It actually is not true, because it’s based on a false premise (that seems true, or that’s been lost in the weeds).

There are many variations on this, “proving” slightly different things, but they all involve dividing by zero. When we use an invalid premise — here, the premise that division by zero is legitimate — we can claim to deduce anything from it. That’s because of how conditional statements work.

Put mathematically, if `P` and `Q` are statements, and `P` is false, the statement `if P then Q` is always true. But that doesn’t mean that `Q` is true — if `P` is false, we can say nothing at all about `Q`, either way — and that’s the part that people often miss.

We’ll come back to that point later in this series.

W.M. Irwin said...

Barry, I can't help but comment on a frustrating, recurring result of some of my pathetic attempts at math in high school, when I would be trying to solve a problem and would end up with the useless (but very true) equation 0=0. Not a paradox, but it might as well have been, for all the good it did me!

Lawrence said...

haha, M.W. :)
That came as a result of you replacing a solution of an equation back into that very same equation you manipulated.

It's akin to finding a calf in a flock of sheep, putting the calf back into the flock, and then looking for the odd one out... calf = calf... still :P
True, but you've discovered nothing you didn't already know!

It's a common, and frustrating, mistake high school students make in simultaneous equation problems, with a simple resolve... substitute your solution into the unused equation (ie. put the calf with the other calfs):)
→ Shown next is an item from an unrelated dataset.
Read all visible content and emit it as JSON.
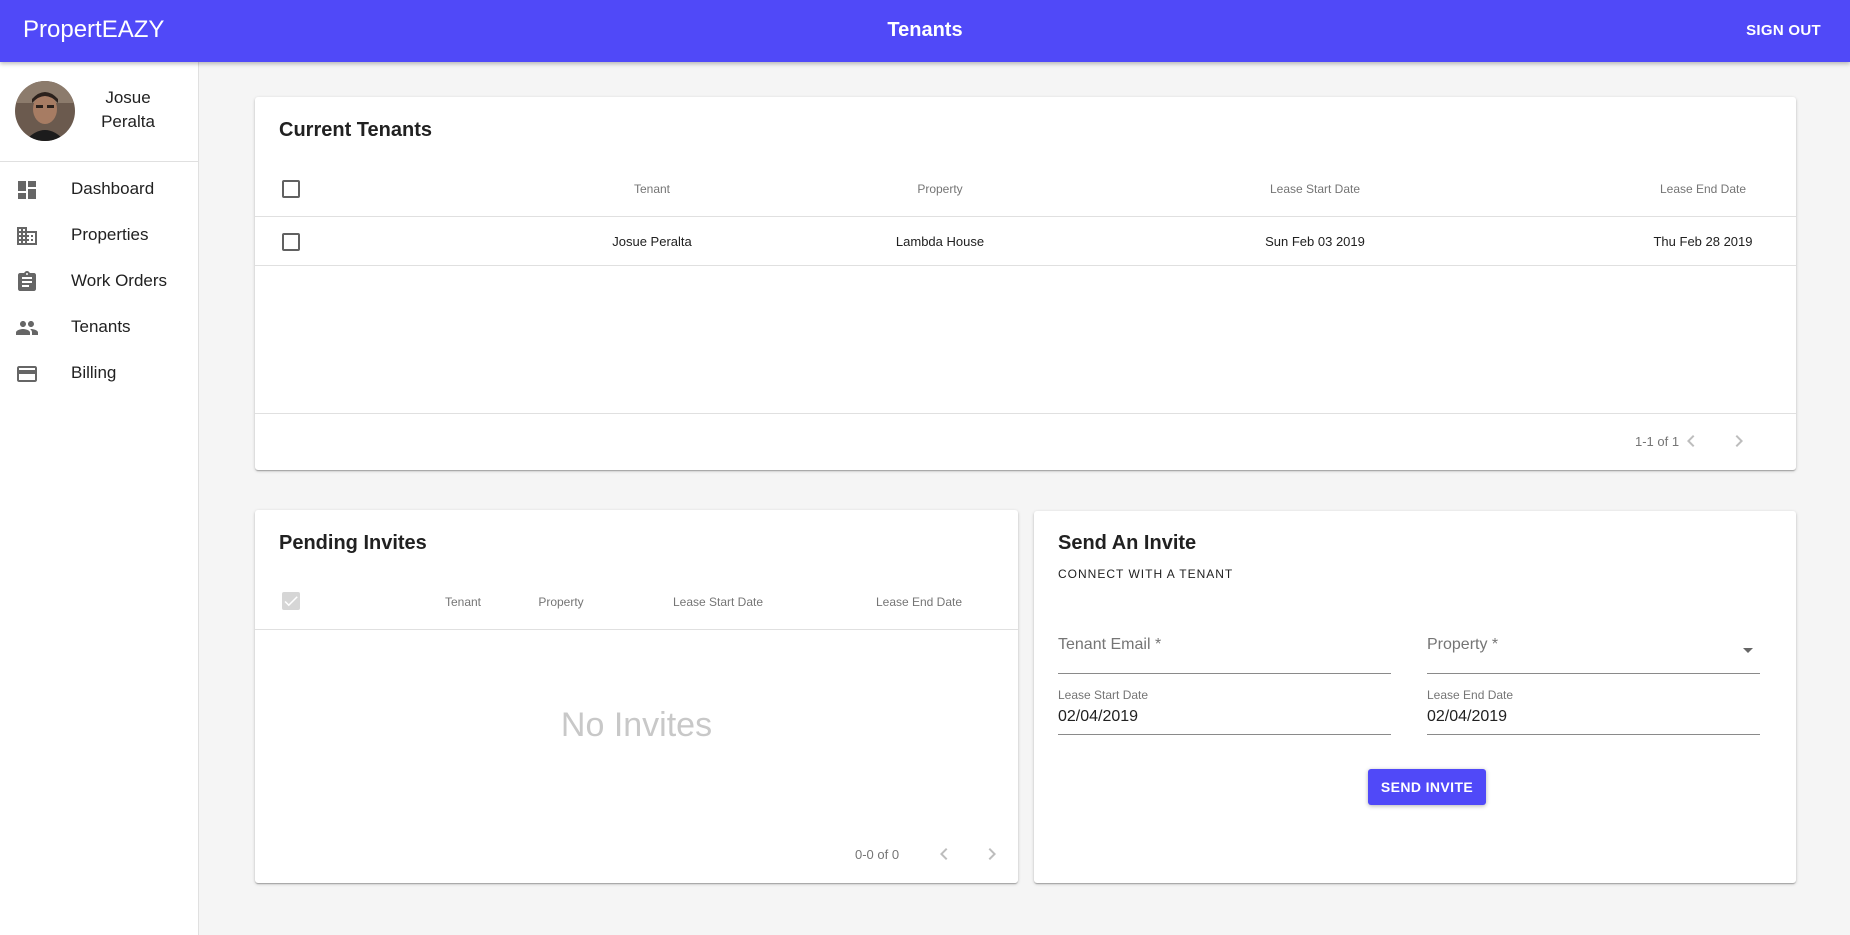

Pity this weight couldn't have been relieved from your shoulders back in high school!